American Museum of Radio and Electricity

One of the original 60 incandescent lamps Thomas Edison used to demonstrate his invention t to the public in 1879.American Museum of Radio and Electricity

In addition to a collection of rare and remarkable radios, the American Museum of Radio and Electricity in Bellingham, WA documents what museum president John Jenkins describes as “the incredible number of electrical  inventions produced in the relatively short time since Benjamin Franklin first described his famous Kite experiment.” Displays follow the electrical arc from Franklin through to the invention of radio and television and include the world’s first batteries, electrical motors, electric lights, telephony, telegraphy and assorted medicinal devices. The Electricity Sparks Invention gallery, for example, displays perpetual motion machines, a telephone used in the first transatlantic call and experimental light bulbs used in Thomas Edison’s laboratory in Menlo Park, New Jersey.

Computer History Museum

Apple I prototype

Apple co-founder Steve Wozniak introduced a prototype Apple 1 at the Homebrew Computer Club in 1976. Price: $666.66. Included: blank printed circuit board, parts kit and a 16-page manual. Not included: power supply, keyboard, storage system or display.© Mark Richards, courtesy of the Computer History Museum.

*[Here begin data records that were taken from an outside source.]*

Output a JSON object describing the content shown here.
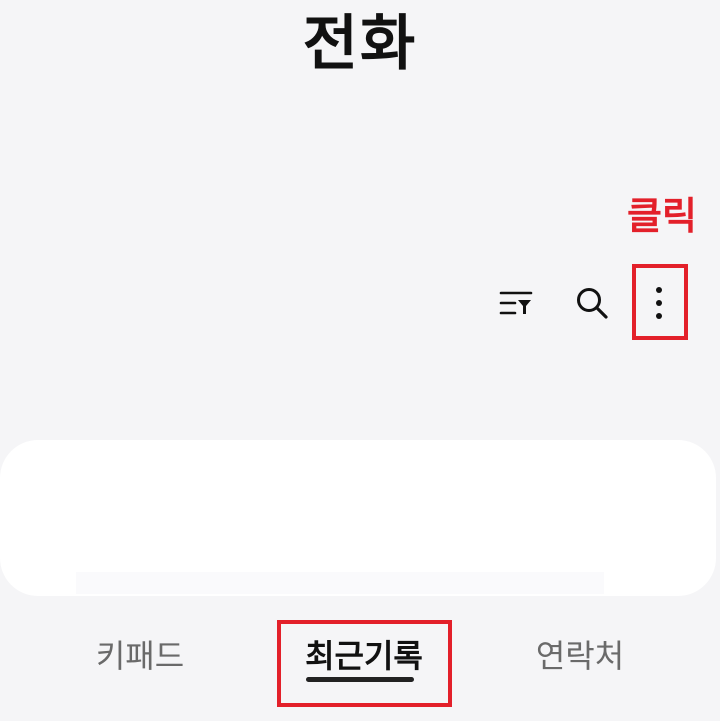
{
  "header": {
    "title": "전화"
  },
  "annotation": {
    "label": "클릭",
    "color": "#e3202a"
  },
  "toolbar": {
    "icons": {
      "filter": "filter-list-icon",
      "search": "search-icon",
      "more": "more-vertical-icon"
    }
  },
  "bottom_nav": {
    "tabs": [
      {
        "label": "키패드"
      },
      {
        "label": "최근기록",
        "selected": true
      },
      {
        "label": "연락처"
      }
    ]
  },
  "colors": {
    "background": "#f5f5f7",
    "card": "#ffffff",
    "highlight": "#e3202a",
    "text_primary": "#111111",
    "text_secondary": "#6a6a6a"
  }
}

From its Mountain View, California home in Silicon Valley, the Computer History Museum uses artifacts that reach back to the abacus to tell the story of computing and its impact on society. Among the collection’s more than 1000 items are inventions that include the first disk drive, the first microprocessor, the first video games, the first computer mouse, the prototype for the original Apple iPod and one of the Google’s first servers. Not everything is run by micro-processors: also on display is the large punch card tabulator Herman Hollerith invented in 1890 that made it possible to shave seven years off the ten it took back then to tally the results of the U.S. census.

Corning Museum of Glass

Corning brought high tech into American kitchens with temperature-tolerant borosilicate glass – PYREX – in 1915 and Corning Ware in 1959.Corning Museum of Glass


The Corning Museum of Glass, in Corning, NY exhibits objects from glass history reaching back more than 3500 years. Also on display are a variety of Corning’s high tech, glass-based inventions such as the glass “envelope” that made Edison’s light bulbs possible in 1879, unbreakable Pyrex dishware introduced in 1915 and, from 1970, the optical fiber that essentially threw the “on” switch for the modern telecommunications revolution.


Heinz History Center

A moveable model of George Ferris’ wheel at the Heinz History Center

The Heinz History Center’s long-term exhibition, Pittsburgh: A Tradition of Innovation, celebrates home-grown inventions that include Jonas Salk’s invention of the Polio vaccine, the Big Mac, the world’s first Jeep (built in nearby Butler) and the first Ice Capades. Displays include an original transmitter from the world’s first commercial radio station, KDKA, and a model of the local iron foundry that built the world’s largest cannon. Also on display: a movable model of the giant wheel designed by Pittsburgh bridge engineer, George Ferris for the 1893 World’s Columbian Exposition in Chicago. The Ferris Wheel was almost 50 feet tall and rotated on a 71-ton, made-in-Pittsburgh axle.

Please check back for a look at even more museums that highlight inventions and innovations.
And please share your tips on museums with exhibits that highlight some great ideas.